As you rescue hearts, you’ll be able to unlock more planets in the same solar system, as well as new solar systems. Each one has its own particular hazards and monsters, and rescuing Hearts also unlocks new bots to play with.
I’ve been playing Robots in the Wild a bit and have rescued 7 Hearts so far, but the difficulty progression has been quite hard. The fourth planet in each system has taken me a lot of tries, and I haven’t figured out a strategy for the dust storm yet. One of the difficulties is that the set of 5 blocks available to you is randomized, so sometimes you know exactly what you need to build, but you just don’t get the blocks to build them—and you won’t unless you put down a few of the available blocks to see what you get next. That can be pretty frustrating, particularly when there’s a monster headed your way and your gun is missing one single block to complete.

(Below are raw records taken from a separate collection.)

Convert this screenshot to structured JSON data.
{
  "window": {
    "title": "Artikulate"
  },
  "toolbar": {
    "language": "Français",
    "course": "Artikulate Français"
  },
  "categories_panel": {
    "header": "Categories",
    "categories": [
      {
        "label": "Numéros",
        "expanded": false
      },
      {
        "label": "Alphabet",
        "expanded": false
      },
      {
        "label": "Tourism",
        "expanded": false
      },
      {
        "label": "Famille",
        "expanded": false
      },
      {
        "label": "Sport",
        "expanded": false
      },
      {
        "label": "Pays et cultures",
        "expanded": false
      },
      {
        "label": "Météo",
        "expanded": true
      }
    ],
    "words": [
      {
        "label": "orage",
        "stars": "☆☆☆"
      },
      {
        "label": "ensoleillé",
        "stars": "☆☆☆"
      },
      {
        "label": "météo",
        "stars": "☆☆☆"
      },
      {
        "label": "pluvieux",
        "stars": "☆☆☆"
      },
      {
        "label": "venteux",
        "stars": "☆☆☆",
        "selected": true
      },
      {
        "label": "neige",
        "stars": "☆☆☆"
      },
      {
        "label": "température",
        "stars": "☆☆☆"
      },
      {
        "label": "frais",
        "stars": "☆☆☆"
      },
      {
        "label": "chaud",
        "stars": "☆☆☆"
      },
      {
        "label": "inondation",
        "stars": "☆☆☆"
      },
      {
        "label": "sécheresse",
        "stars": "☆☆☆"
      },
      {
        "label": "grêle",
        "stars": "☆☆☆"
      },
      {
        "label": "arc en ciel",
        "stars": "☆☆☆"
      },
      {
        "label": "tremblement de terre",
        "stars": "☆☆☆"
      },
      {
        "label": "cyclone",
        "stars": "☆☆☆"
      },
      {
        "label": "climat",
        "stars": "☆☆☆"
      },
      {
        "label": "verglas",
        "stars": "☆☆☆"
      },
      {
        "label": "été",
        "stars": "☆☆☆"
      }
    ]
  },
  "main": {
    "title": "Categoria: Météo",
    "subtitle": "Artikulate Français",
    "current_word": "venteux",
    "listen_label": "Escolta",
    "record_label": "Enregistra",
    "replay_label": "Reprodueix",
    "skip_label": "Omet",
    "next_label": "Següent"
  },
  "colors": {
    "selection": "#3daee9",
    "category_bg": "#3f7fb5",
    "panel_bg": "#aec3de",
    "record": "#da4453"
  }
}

I also haven’t figured out the best way to make use of some of the more complex bots. Generally you’ve only got so much time to build before the first hazard or monster appears, and from then it feels like you’re in emergency mode. Getting the right blocks to build the big bots, and then enough BatteryBots to power them, while still having guns or walls to hold off the monsters, seems almost impossible. I’m not sure if using a gamepad would be easier than the mouse-and-keyboard controls I’m currently using, but it might be nice to be able to tweak the difficulty level a little.
Even so, it’s a pretty clever game, and I’ve really been enjoying it. It’s challenging, and an interesting mix of action and puzzle game—you can’t just plop blocks down anywhere, but you also can’t take too long making your decisions.
If you like puzzle-action games, check out Robots in the Wild on Steam!